Vote for your favorite Carnegie Museums treasure! This fall, in honor of Carnegie Museums’ 120th birthday, you’ll have a chance to cast your votes for your favorite museum object in the first-ever Clash of the Carnegies. In a spirited, bracketstyle competition, each of the four Carnegie Museums are pitting some of their most beloved artifacts and exhibits against each other. Love Dippy? Wild about Warhol’s Silver Clouds? Impressed by the Impressionists? Blown away by the Buhl telescope? Get in on the fun and vote! The online poll begins October 19 and runs through November 8. The winner will be announced at a 120th birthday party at Carnegie Museums in Oakland on November 14—with prizes for one lucky voter and bragging rights for the winning museum!
Pittsburgh has long been a hub for cutting-edge medicine and careers in the health sciences. So it’s only fitting that Carnegie Science Center, the region’s leader in informal science education, and Allegheny Health Network, one of the region’s largest hospital systems, team up to develop BodyTech, a major science and health initiative all about how the human body works. Already enlightening Science Center audiences: BodyStage, a live demonstration theater, and Anatomy Adventure, a new traveling science show that goes into schools to take kids on a virtual voyage through the body’s bloodstream, with live demonstrations about how the body’s internal organs function. Next up: BodyWorks, a permanent exhibit chock-full of interactive experiences slated to open at the Science Center next fall. “BodyTech is a wonderful example of two organizations deeply committed to the health and vitality of our region coming together to invest in its future,” says John Paul, president and CEO of Allegheny Health Network.
Five hundred area school-aged girls, most of whom don’t have regular access to cultural institutions, will soon count themselves as Carnegie Museums members. Declaring November 14 Carnegie Legacy Day, Carnegie Museum of Art’s Women’s Committee will mark the occasion by welcoming 500 girls in third through 12th grades and their families to the Oakland museums for a day of programming designed especially for them. As part of the event, each young woman will receive a one-year dual membership to Carnegie Museums. The Women’s Committee partnered with key community organizations to invite girls from areas underserved by arts organizations.
Tanya Habjouqa, Untitled, from the series Women of Gaza, 2009, Museum of Fine Arts, Boston, Museum purchase with general funds and the Horace W. Goldsmith Fund for Photography
"What a beautifully haunting series. I am completely moved… I’m glad that art can open the door for words."
- Grace of Augusta, Georgia, on the series Women of Gaza.

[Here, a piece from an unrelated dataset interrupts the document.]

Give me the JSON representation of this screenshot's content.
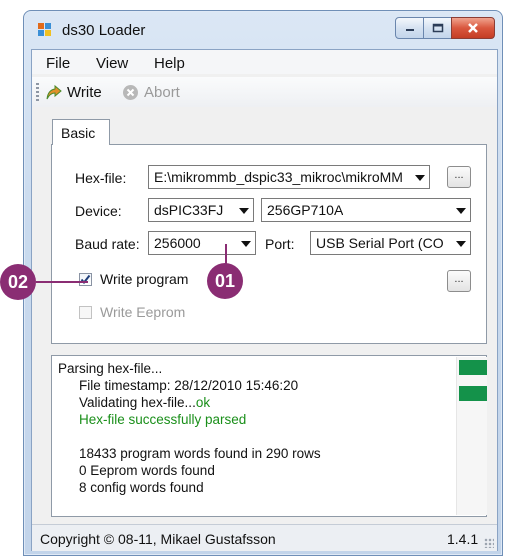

Grace is one of hundreds of visitors who provided feedback on She Who Tells a Story: Women Photographers from Iran and the Arab World, on view at the Museum of Art through September 28.
The number of students across 11 states and the District of Columbia now being impacted by the Carnegie STEM Excellence Pathway, a self-assessment and continuous-improvement tool developed by Carnegie Science Center and partners to help schools define and gauge the quality of their science, technology, engineering, and math (STEM) programs.
Eric Dorfman: A natural fit
Equally equipped to discuss environmental science, opera, and museum best practices, Eric Dorfman seems a perfect fit to head Carnegie Museum of Natural History. A native of California, the seasoned museum professional spent the last 14 years in New Zealand, six as director of the country’s Whanganui Regional Museum and Ward Observatory. Under his leadership, annual visitation increased from 19,000 visitors to 74,000 in four years. He attributes the increase to getting out into the community to learn what topics mattered to the public.
“Eric’s outstanding work at the Whanganui Museum demonstrates all of the values of innovation, audience focus, social inclusiveness, and business acumen that are central to our aspirations for Carnegie Museums,” says Jo Ellen Parker, president of Carnegie Museums.
A field biologist by training, Dorfman has served as principal regional scientist for New Zealand’s department of conservation, and senior manager of science development at New Zealand’s national museum, Te Papa Tongarewa. He was also executive director of Eklektus Inc., a company that developed and implemented major exhibits for clients such as The Australian Museum and the New Zealand Post.
“The thing that is so exciting about joining Carnegie Museums is that there’s already so much to be excited about,” says Dorfman. “The nexus of art and science is something that is being explored today in exciting ways. It’s about taking something fantastic and making it even better.”